Court Creates a Split in Authority by Holding a City was Compelled to Place a Voter-Backed Initiative on the Ballot Unless it Could Complete CEQA Review Within Election Law Time Limits

November 2nd, 2012

By: Thomas Law Group



In Tuolumne Jobs & Small Business Alliance v. Superior Court of Tuolumne County (2012) 2012 Cal.App.LEXIS 1138 (Tuolumne Jobs), the Fifth District Court of Appeal clarified that an effort by registered voters to qualify an initiative petition for the ballot does not foreclose the need for CEQA review unless the voters approve the initiative during an election.

In Tuolumne Jobs, supporters of a WalMart Supercenter circulated an initiative petition to authorize Walmart to construct and operate the Supercenter.  The City of Sonora confirmed that the initiative petition received over 15 percent of signatures from registered voters and, therefore, qualified for the ballot.  Pursuant to Elections Code section 9214, the city council considered whether it should adopt the initiative as an ordinance or submit the initiative for inclusion on the ballot.  The city council voted to adopt the ordinance without placing it on the ballot.   Petitioners filed suit alleging that the City’s action violated CEQA.
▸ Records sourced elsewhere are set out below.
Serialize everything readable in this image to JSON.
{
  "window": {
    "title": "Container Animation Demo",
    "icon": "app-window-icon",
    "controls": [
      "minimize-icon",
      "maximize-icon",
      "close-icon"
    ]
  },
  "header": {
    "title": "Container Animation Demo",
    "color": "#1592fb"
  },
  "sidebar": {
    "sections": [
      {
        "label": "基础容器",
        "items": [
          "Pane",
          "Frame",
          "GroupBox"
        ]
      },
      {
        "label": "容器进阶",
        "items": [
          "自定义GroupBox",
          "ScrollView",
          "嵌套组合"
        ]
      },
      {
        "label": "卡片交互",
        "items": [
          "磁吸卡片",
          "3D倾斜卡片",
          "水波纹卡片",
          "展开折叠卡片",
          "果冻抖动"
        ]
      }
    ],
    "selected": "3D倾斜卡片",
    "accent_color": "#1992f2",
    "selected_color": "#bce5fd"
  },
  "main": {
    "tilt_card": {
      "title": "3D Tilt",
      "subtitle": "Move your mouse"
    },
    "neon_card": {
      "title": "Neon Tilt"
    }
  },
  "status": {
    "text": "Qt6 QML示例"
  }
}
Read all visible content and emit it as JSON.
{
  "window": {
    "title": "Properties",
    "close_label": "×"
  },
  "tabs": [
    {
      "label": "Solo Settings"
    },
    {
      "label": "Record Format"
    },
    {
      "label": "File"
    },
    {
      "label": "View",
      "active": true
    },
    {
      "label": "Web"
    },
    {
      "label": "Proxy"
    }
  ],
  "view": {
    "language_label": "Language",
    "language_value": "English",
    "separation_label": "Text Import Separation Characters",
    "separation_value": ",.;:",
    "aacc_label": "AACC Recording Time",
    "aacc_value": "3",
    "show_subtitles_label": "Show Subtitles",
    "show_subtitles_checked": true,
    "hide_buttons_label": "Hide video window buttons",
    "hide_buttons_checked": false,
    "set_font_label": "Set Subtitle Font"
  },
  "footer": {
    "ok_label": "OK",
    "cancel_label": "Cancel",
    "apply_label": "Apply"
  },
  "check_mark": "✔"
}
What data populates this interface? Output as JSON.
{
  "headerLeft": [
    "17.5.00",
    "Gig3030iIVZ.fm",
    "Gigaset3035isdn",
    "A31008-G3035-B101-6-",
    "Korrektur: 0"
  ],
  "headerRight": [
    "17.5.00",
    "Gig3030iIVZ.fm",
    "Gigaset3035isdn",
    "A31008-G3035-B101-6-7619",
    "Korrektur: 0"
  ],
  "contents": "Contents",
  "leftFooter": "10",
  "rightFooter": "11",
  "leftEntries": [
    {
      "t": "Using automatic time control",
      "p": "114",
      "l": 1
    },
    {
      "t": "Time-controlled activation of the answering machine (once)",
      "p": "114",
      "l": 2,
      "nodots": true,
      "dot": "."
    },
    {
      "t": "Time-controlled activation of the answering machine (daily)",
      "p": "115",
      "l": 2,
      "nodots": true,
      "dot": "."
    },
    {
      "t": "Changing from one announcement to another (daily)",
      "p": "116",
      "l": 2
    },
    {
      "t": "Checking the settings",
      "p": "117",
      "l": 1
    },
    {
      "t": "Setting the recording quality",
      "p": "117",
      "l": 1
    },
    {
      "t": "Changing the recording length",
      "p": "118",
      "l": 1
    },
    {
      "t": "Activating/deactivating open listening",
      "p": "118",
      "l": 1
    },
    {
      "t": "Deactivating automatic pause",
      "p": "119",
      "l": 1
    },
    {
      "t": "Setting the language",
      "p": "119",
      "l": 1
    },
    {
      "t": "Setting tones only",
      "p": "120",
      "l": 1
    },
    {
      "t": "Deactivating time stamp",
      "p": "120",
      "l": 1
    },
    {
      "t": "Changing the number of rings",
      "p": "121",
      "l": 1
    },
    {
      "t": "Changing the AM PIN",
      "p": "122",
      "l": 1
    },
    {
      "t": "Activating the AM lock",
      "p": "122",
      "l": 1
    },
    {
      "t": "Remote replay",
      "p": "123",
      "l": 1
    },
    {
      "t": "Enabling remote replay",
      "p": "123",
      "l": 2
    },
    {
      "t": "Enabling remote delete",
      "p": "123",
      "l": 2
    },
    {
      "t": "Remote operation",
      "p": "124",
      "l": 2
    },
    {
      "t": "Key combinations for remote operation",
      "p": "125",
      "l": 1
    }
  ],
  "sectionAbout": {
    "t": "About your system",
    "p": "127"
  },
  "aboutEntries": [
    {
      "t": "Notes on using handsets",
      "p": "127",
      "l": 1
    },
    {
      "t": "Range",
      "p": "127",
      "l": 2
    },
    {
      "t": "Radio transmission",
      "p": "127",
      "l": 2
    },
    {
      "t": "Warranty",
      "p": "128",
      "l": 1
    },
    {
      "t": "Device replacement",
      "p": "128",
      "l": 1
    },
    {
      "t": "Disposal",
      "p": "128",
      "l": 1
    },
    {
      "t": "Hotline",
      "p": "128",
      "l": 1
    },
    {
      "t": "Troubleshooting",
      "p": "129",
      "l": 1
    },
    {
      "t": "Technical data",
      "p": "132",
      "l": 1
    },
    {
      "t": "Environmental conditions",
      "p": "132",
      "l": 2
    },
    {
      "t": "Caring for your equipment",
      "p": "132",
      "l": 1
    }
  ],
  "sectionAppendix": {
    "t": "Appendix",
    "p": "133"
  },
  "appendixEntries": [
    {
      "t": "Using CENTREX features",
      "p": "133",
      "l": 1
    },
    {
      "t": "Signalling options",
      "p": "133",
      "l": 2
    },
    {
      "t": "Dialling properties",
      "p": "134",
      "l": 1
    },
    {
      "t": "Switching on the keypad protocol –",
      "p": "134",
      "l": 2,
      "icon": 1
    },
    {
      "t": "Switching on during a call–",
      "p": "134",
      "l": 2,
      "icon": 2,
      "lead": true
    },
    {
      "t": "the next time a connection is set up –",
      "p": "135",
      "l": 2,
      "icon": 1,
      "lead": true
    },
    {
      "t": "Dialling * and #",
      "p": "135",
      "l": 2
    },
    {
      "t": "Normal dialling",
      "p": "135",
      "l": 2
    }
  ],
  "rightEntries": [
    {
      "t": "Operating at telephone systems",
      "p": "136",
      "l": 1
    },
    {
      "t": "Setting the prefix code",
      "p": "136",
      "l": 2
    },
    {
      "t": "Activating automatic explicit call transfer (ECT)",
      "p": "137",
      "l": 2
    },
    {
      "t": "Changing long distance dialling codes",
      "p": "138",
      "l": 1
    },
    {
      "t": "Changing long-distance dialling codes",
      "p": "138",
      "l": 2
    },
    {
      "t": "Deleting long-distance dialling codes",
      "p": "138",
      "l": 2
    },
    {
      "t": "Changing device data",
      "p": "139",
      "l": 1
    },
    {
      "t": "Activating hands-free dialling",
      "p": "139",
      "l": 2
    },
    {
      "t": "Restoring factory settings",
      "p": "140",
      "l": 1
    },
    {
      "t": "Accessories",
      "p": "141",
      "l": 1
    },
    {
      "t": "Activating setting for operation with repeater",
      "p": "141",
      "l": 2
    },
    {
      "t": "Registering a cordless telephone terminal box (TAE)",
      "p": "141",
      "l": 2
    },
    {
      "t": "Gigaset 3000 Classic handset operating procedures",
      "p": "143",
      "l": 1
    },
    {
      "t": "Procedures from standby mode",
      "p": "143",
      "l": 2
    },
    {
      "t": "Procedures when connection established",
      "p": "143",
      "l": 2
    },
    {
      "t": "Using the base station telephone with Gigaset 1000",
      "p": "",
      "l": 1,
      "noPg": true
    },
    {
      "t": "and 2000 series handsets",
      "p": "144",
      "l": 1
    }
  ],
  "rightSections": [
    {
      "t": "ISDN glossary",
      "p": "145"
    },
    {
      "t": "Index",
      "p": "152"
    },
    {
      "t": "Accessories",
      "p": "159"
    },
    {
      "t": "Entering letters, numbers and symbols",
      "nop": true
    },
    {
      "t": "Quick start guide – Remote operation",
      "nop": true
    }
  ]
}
The court began its discussion by stating that “[i]t is settled that when a development project is approved by means of a ballot initiative placed on the ballot by voters and adopted by them in an election, the project is exempt from environmental review under the California Environmental Quality Act.”  However, the court concluded that the City’s action was not exempt from CEQA.  While environmental review can be avoided when the voters choose to bypass it, the court held that it cannot be avoided when the lead agency chooses to bypass the voters.  The published portion of the court’s decision addressed its holding on this issue because it created a split of authority with Native American Sacred Site & Environmental Protection Assn. v. City of San Juan Capistrano (2004) 120 Cal.App.4th 961 (Native American Sacred Site).

In Native American Sacred Site, the court concluded that a city council’s decision whether to adopt an initiative or place it on the ballot is a ministerial act.  Here, the court disagreed.  The court explained that the city council had a discretionary choice whether to unilaterally adopt the initiative or submit it to the people for a vote.  The court agreed that acting to place the measure on the ballot was a ministerial act, but a city council’s decision to adopt an initiative without a vote essentially created an “exception to the mandatory duty to hold an election.”  The court held that “[t]aking advantage of the exception is discretionary, not ministerial.”

The court explained that in Friends of Sierra Madre v. City of Sierra Madre (2001) 25 Cal.4th 165 (Sierra Madre), the California Supreme Court determined that even if an election is held and a majority of voters expresses its will to let a project go forward, CEQA review is still required if it was the city council that chose to put the initiative on the ballot.  In consideration of Sierra Madre, the court stated that “[i]t is even clearer that CEQA applies when a mere 15 percent of the voters has expressed support for the initiative and the city council chooses to approve the project without an election.”  The court found the plain language of CEQA Guidelines section 15378(b)(3) supported this conclusion because it only applies to “[t]he submittal of proposals to a vote of the people…”  And, the city council’s action resulted in the City avoiding the requirement for a vote of the people.

In reaching its holding, the court recognized “CEQA compliance may often be impossible” before the Elections Code time limit for a municipality to decide whether to adopt an initiative as an alternative to placing the initiative on the ballot.  “In effect, this means that a city council will be compelled to hold an election in all cases in which environmental review has not begun when the voters’ petition is presented.”  However, the court explained that “[t]he results in a case like this, in which statutes point in different directions and must be reconciled with one another, are bound to be imperfect.”  The court concluded that, as compared to Native American Sacred Site, its “solution is the better one [] because it avoids the anomalous consequence of allowing a small fraction of a local electorate, combined with a majority of a city council, to nullify state law under conditions in which the local electorate as a whole has not been given a voice.”

Key Point:

While recognizing its holding conflicts with Native American Sacred Site, the court concluded a municipality cannot forgo CEQA review when it elects to adopt a voter sponsored initiative as an alternative to putting the initiative on the ballot.

Written By: Tina Thomas and Christopher Butcher
___________
For questions relating to this blog post or any other California land use, environmental and/or planning issues contact Thomas Law Group at (916) 287-9292.

The information presented in this article should not be construed to be formal legal advice by Thomas Law Group, nor the formation of a lawyer/client relationship. Readers are encouraged to seek independent counsel for advice regarding their individual legal issues.